A lot of people say the escapism was appealing, as a way to escape reality. Of course, Soviet film critics, academics, and filmmakers couldn’t stand Bollywood film. They liked what is called ‘Art Cinema.’ There was a tension over what to import. The Communist Party members wanted to import appropriate, progressive cinema. There was a ton of progressive cinema by talented filmmakers in India, but that wasn’t popular with large audiences. Those films were always screened at Soviet film festivals, but they were rarely purchased for wider distribution.”
A large part of Bachman’s research focuses on literary exchange. The Soviet Union found a new market in India as the country made its transition to independence.
“One of the things I’m trying to challenge is the notion that the Soviet Union was just trying to push propaganda on South Asia as some kind of Cold War push,” Bachman said. “The first thing you can see in the exhibit are these books on math, science, and education books. After India gained independence, developing these fields was a priority, so there was a demand for these types of books.
There was a market that was basically untapped. So, yes, there were ideological reasons Khrushchev was pushing literature and translation programs, but that is not the focus of the exhibit. I want to show how these were received in India, not necessarily the goal behind the decision-making.
One book is meant for really little kids, and it’s early binary code. You might even say it’s not for kids, it’s for tots — for really little kids to learn binary code.
In this part of the exhibit, I also talk about the wireless literary exchange — over radio as India was developing its transistor capacity and electrification was happening. The Soviet Union was able to broadcast translated radio plays to India, and vice-versa.”
The books the Soviet Union sent to India haven’t been forgotten.
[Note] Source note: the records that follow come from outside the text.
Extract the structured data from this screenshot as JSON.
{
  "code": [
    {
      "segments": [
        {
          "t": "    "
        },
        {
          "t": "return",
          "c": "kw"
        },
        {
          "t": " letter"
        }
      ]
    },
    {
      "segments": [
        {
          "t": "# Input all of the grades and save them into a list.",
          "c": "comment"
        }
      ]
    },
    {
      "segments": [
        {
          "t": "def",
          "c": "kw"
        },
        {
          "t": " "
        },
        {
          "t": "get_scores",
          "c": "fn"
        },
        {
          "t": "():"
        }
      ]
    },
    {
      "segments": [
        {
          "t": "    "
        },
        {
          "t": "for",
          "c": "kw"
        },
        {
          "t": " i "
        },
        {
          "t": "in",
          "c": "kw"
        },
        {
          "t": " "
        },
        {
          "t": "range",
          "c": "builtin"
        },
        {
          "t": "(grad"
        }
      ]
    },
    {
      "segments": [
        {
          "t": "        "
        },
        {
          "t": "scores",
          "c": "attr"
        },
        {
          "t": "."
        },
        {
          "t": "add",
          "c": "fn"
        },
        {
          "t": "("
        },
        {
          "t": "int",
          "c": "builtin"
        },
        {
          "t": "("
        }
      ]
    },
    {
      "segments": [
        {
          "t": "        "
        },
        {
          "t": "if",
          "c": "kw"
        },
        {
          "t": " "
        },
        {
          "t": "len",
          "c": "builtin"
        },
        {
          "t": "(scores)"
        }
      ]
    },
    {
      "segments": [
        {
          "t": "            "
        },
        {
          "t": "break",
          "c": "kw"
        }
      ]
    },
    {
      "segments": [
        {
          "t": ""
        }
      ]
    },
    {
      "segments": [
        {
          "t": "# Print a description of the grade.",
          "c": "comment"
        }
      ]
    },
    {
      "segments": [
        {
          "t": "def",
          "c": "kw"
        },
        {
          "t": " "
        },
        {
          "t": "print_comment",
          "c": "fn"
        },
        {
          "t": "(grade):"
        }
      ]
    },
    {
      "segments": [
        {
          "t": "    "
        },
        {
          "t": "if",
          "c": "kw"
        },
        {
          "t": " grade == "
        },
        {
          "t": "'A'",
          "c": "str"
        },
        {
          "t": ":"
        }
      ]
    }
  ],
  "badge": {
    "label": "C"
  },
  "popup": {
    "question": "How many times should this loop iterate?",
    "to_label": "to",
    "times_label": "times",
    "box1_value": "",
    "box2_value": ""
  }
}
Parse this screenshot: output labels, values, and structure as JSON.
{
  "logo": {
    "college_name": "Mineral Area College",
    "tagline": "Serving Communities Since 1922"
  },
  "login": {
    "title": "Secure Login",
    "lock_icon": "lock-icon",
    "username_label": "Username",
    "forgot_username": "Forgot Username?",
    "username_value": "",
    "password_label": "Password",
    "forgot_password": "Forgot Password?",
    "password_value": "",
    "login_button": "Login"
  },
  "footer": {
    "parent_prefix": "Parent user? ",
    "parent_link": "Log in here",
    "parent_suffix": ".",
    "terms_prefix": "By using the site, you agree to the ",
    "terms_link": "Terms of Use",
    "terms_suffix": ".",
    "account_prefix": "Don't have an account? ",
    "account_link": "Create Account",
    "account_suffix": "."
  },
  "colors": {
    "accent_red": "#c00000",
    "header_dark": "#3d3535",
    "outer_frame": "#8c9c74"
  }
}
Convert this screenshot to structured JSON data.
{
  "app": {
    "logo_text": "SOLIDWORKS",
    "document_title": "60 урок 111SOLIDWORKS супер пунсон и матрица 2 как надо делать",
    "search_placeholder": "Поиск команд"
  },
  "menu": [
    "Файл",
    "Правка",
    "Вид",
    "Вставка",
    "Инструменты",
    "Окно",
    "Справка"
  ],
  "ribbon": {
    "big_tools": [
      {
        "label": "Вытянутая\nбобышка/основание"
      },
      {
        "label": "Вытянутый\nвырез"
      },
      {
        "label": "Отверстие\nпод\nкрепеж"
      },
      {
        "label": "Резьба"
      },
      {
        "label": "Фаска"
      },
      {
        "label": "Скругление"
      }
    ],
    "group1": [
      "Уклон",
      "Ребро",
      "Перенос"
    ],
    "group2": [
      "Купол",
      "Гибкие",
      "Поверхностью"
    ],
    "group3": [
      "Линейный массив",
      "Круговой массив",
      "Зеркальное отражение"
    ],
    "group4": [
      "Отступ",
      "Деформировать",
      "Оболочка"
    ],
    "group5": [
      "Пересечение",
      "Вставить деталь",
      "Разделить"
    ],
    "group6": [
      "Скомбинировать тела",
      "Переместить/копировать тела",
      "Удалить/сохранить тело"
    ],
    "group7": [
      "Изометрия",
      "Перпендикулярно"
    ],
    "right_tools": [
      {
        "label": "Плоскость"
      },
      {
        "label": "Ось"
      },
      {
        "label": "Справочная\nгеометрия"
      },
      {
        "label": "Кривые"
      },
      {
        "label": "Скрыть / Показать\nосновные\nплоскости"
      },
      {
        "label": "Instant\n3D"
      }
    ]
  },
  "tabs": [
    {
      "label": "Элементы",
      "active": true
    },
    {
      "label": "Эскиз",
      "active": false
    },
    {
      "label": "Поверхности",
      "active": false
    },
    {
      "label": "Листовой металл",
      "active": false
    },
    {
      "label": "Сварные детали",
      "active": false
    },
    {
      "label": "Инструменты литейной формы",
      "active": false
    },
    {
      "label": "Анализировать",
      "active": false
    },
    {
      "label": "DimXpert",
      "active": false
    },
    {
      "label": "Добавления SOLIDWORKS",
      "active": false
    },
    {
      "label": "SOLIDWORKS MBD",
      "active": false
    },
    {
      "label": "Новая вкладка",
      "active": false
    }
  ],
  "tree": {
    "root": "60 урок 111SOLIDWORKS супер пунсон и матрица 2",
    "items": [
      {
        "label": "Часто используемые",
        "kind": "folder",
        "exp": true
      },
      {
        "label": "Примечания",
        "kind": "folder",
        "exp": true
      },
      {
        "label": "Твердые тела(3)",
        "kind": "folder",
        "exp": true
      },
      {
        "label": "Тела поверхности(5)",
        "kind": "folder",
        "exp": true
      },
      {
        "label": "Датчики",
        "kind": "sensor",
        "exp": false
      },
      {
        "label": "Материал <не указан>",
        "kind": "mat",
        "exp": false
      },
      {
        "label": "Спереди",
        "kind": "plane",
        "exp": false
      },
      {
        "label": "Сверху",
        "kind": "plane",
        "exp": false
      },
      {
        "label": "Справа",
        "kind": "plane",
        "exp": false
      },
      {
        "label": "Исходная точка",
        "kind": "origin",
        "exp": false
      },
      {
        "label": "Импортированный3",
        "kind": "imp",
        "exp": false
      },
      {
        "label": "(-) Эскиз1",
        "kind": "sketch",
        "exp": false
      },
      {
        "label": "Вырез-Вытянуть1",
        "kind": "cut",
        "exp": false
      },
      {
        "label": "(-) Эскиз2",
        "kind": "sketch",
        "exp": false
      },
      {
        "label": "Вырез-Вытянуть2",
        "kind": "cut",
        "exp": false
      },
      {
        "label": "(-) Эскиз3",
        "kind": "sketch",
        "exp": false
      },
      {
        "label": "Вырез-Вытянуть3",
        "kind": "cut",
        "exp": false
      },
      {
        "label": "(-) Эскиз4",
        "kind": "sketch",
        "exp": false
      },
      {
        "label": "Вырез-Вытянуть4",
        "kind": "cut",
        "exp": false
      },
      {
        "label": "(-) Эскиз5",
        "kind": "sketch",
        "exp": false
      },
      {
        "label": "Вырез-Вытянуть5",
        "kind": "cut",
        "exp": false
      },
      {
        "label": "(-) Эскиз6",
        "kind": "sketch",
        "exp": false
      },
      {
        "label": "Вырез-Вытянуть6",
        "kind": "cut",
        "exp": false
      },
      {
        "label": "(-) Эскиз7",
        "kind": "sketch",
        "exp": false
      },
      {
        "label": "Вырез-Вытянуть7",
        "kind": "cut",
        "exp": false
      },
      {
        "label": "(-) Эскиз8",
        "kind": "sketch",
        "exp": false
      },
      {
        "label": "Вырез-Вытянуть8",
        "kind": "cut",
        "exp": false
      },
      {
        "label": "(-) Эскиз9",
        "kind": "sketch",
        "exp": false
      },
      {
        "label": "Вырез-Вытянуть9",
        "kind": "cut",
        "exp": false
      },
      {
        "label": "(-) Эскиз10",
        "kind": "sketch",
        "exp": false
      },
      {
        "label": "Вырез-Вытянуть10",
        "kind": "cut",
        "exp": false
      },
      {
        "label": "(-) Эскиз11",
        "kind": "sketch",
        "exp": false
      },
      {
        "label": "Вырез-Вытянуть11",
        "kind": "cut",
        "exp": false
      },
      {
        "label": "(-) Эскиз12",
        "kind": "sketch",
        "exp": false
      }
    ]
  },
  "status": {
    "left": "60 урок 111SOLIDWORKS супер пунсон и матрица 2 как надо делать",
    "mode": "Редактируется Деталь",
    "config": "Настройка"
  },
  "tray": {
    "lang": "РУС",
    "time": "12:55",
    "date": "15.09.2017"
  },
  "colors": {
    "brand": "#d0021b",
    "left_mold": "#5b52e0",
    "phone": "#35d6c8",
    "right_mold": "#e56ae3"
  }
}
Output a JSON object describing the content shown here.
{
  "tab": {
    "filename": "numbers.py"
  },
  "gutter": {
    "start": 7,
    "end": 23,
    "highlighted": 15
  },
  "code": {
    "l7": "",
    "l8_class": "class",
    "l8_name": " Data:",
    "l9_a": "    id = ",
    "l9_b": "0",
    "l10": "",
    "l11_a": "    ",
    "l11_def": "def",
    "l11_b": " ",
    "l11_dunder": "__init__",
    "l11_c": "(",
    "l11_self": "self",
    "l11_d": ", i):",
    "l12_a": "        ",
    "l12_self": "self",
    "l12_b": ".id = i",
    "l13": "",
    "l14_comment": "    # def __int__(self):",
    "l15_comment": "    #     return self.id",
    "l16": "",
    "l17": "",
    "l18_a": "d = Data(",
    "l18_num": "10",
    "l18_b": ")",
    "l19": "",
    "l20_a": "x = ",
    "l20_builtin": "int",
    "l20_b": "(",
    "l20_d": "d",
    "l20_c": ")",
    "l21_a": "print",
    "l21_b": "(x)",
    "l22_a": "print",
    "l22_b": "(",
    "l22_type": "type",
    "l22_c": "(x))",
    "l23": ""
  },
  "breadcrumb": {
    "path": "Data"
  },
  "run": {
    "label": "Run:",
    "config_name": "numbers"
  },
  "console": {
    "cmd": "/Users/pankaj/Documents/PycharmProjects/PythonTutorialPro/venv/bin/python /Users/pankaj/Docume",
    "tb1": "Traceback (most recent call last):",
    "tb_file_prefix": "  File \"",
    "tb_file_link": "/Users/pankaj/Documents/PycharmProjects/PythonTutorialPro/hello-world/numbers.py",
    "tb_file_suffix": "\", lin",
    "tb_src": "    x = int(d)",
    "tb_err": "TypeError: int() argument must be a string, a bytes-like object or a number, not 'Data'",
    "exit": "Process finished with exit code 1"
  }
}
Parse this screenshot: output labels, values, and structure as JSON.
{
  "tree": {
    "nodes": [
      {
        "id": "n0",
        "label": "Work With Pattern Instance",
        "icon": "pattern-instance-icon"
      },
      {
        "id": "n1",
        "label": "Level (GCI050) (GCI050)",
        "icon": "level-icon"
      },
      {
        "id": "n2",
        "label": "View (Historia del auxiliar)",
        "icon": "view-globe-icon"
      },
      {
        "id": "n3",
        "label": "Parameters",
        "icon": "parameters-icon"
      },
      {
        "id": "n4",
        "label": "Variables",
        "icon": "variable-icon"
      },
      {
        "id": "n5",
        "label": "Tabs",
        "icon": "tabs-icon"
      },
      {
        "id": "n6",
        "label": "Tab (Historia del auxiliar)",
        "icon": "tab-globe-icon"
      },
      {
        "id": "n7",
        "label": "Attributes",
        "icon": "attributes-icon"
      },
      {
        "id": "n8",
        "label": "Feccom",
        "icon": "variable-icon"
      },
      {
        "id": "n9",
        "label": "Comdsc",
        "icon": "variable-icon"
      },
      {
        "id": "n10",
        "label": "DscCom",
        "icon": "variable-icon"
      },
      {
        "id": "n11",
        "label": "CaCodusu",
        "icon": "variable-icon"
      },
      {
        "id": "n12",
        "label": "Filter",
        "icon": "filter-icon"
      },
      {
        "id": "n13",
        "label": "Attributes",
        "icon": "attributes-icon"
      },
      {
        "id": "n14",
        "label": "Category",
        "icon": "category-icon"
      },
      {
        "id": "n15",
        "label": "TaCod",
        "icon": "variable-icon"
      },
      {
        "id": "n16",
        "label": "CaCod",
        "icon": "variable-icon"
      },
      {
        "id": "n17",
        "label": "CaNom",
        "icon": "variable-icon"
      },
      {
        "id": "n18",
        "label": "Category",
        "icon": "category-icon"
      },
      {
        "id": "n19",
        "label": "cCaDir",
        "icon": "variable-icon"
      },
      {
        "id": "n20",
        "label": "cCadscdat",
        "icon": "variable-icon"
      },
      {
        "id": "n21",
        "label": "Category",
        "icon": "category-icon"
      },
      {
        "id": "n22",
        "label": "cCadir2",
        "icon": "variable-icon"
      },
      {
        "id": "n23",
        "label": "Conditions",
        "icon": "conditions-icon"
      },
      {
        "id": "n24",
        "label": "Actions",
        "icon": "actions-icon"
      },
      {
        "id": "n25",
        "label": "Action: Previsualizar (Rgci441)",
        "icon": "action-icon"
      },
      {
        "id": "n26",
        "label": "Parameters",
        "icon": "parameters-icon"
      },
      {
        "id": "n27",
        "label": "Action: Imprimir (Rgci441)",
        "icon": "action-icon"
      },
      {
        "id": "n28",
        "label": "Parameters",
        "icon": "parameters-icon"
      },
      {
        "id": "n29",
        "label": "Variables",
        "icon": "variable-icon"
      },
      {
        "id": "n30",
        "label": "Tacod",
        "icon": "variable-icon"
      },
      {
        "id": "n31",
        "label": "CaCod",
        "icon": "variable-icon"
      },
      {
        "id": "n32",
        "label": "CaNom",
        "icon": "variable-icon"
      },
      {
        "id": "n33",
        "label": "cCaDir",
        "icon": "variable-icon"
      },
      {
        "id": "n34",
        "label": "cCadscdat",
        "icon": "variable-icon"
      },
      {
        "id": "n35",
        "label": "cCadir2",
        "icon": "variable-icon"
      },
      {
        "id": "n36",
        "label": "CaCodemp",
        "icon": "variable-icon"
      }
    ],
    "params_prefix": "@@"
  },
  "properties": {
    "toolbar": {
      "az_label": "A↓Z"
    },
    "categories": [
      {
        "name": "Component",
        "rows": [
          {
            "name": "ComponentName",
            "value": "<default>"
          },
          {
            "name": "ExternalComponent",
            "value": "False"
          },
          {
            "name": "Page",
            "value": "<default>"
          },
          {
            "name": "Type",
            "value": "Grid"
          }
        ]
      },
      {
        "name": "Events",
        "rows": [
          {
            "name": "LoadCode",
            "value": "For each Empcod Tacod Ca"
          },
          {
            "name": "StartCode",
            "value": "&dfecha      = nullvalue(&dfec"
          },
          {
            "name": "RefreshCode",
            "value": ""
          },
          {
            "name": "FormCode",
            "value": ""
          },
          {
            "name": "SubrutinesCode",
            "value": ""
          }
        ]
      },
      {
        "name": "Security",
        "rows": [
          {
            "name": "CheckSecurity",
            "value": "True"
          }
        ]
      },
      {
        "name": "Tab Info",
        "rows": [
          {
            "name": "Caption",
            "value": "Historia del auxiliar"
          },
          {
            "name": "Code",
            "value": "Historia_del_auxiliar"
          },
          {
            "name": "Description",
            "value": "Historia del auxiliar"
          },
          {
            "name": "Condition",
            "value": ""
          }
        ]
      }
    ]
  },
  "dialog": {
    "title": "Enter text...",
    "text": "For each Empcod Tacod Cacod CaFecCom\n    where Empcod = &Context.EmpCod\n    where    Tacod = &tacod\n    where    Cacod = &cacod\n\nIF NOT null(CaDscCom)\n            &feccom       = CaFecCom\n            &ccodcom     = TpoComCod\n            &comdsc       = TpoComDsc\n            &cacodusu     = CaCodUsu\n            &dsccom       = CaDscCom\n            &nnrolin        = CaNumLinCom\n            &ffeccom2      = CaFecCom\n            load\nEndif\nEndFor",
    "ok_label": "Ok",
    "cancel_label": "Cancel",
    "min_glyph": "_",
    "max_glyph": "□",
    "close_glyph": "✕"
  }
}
During the course of her research, Bachman found that many South Asians who grew up during that period have fond memories of reading Soviet books and have been seeking them out online.
One feature of the exhibit is a display of books owned by Philip Dion, a resident of Vancouver, British Columbia, who keeps a large collection of Soviet books that were translated into English.
“I learned about Philip when I was in India because Indian collectors who are becoming nostalgic for these books all mentioned him,” Bachman said. “All of them read his blog. It’s unbelievably popular among Indians because he documents his collection. If you look on his comments page, it’s almost all South Asians who use the blog as a way to connect and share memories about books from childhood. That’s how I found out about him. I drove up to Vancouver and brought back some of his books.
The Soviet Union had the offset printing press, which India didn’t have at that point. Indian audiences loved that the images and the text were on one page of the books. Before offset printing, text would be one page and the image would be on the other.
I want people to take away the technology exchange that made this possible, as well as the economics of book production, and the ways in which postcolonial state-building and the Soviet Union’s ideological goals kind of coincided to create a market for these books.”